“Time Will Tell,”
And he turns to walk away “but don’t give up the search”.
And suddenly I know
I am beautiful
I am pure
You are beautiful
You are pure
And Astraea can return;
Through us.

~ Wendy @Hestia’s Muse

Notes:  I wrote this poem in 2010, inspired by the image and meaning of The Hermit Tarot card from The Celestial Tarot (pictured above).  The booklet that comes with that deck described the Star called Spica as the central star of the constellation Virgo. Quote from the booklet to The Celestial Tarot: “At this point in the journey we meet the Hermit, the Major Arcana card associated with Virgo, the harvest maiden, intertwining the paradoxical themes of fertility and purity. In the Celestial Tarot she holds the wheat in her left hand and disseminates seeds with her right. The card depicts the season of withdrawal. For psyche the time of harvest has come; it is time to withdraw and prepare and reflect. In the background is the traditional image of the hermit holding the lamp of inner guidance necessary during this time. Virgo embodies the wisdom of cycles, a respect for fate and an openness to destiny. The Hermit augurs a period of meditation where the inner world is fortified to prepare for a major shift on the life path.”
Original poem post at my old blog.

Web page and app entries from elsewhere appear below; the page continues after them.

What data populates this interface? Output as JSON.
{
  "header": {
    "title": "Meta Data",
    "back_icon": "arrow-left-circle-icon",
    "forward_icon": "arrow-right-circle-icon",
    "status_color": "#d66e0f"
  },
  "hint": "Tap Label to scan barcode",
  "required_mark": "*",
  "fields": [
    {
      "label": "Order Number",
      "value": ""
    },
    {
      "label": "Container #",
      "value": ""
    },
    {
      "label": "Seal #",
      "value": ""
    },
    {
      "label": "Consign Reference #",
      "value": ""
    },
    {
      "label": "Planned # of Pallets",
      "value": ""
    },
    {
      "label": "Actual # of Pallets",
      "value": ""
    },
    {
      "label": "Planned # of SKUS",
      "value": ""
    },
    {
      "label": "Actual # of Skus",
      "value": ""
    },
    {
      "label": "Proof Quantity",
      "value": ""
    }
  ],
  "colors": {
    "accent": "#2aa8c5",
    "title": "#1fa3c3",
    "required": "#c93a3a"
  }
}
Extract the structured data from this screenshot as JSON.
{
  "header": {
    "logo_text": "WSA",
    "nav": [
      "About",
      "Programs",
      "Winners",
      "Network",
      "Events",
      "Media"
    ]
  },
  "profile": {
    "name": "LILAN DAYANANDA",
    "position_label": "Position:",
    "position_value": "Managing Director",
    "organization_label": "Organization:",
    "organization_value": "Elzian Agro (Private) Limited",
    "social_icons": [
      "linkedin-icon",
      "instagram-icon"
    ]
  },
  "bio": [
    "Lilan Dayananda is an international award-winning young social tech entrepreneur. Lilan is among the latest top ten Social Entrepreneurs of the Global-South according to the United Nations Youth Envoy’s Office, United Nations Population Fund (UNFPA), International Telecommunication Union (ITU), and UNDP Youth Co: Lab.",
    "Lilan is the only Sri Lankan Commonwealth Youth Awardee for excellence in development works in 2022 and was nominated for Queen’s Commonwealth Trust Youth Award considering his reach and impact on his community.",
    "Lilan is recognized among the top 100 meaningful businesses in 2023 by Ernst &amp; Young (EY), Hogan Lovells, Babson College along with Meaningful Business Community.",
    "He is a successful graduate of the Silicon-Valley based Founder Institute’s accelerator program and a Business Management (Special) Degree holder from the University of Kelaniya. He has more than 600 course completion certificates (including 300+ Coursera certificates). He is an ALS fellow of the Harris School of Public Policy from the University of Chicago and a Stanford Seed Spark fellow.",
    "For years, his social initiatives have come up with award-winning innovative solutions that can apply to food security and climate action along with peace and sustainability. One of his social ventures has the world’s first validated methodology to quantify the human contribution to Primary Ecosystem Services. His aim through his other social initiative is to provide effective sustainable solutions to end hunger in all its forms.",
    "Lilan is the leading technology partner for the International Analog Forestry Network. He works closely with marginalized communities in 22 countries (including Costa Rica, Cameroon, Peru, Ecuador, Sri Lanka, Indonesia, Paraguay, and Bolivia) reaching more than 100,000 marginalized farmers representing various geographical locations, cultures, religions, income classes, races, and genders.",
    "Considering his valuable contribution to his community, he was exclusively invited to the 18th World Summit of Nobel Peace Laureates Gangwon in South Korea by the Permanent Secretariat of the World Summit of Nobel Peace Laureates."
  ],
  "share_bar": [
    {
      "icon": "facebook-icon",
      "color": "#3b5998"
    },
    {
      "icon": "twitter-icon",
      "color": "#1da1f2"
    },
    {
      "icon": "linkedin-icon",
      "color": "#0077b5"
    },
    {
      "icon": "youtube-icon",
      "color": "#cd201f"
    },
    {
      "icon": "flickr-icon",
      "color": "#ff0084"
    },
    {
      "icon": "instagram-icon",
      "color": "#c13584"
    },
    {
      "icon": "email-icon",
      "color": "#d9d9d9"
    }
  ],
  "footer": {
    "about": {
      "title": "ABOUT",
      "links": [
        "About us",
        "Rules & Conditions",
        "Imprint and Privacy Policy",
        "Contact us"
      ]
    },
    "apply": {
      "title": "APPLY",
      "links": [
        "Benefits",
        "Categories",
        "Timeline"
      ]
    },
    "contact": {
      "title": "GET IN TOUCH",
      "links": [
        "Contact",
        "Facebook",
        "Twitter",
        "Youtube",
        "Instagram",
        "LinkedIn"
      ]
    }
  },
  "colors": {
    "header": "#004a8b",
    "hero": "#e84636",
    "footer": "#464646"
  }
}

At the time, I did some research on the star Spica, and the Virgo constellation and was inspired because I was also working closely with Hestia / Virgo – Virgin Goddess of the Home & Hearth.  Astrea is the Greek Goddess of innocence and purity – known as the Celestial Virgin.  Ovid wrote that Astrea fled the earth during the Iron Age -“fleeing from the wickedness of humanity”, she maintained her innocence and ascended to Divinity and became the constellation Virgo.  Legend states that one day Astrea will return, bringing with her the next Golden Age.

Here are some highlights on the star Spica from Constellation Guide:

“Spica, Alpha Virginis, is the brightest star in the constellation Virgo and the 16th brightest star in the sky.  The name Spica (pronounced /ˈspaɪkə/) comes from the Latin phrase spīca virginis, meaning “Virgo’s ear of grain.” The Latin word spicum refers to the ear of wheat Virgo holds in her left hand. In Greek and Roman mythology, the constellation and the star were associated with Demeter (Ceres), the goddess of the harvest.”

“Spica can be located by following the arc of the Big Dipper‘s handle. The first bright star along the imaginary line is Arcturus, the Bear Watcher, and following the same curving path, the second bright star that appears is Spica. The apparent distance from Arcturus to Spica is roughly equal to the distance between Arcturus and Alkaid, the star marking the tip of the Dipper’s handle.”

“Along with Regulus in Leo, Alpha Virginis is believed to be one of the bright stars that made it possible for Hipparchus (160 – 120 BC) to discover the precession of the equinoxes, after comparing his data to that of the Alexandrian Timochares, who had observed Spica and Regulus around 300 BC. Spica was later observed by Nicolaus Copernicus, who also used it to study precession.”

“A number of temples were oriented to Spica’s setting, including the temple of the Sun at Tell el-Amarna (2000 BC), two temples at Rhamnus in Greece (1092 and 747 BC), another two at Tegea, Hera’s temples at Olympia (1445 BC), Girgenti and Argos, the temple of Diana of the Ephesians (715 BC), and the temple of Nike Apteros at Athens (1130 BC). The temple orientation indicates that these cultures had knowledge of the precession of the equinoxes far earlier than Hipparchus documented his discovery.”

“Babylonian observers called the star Sa-Sha-Shirū, meaning “the virgin’s girdle.” The star represented the wife of Bel.”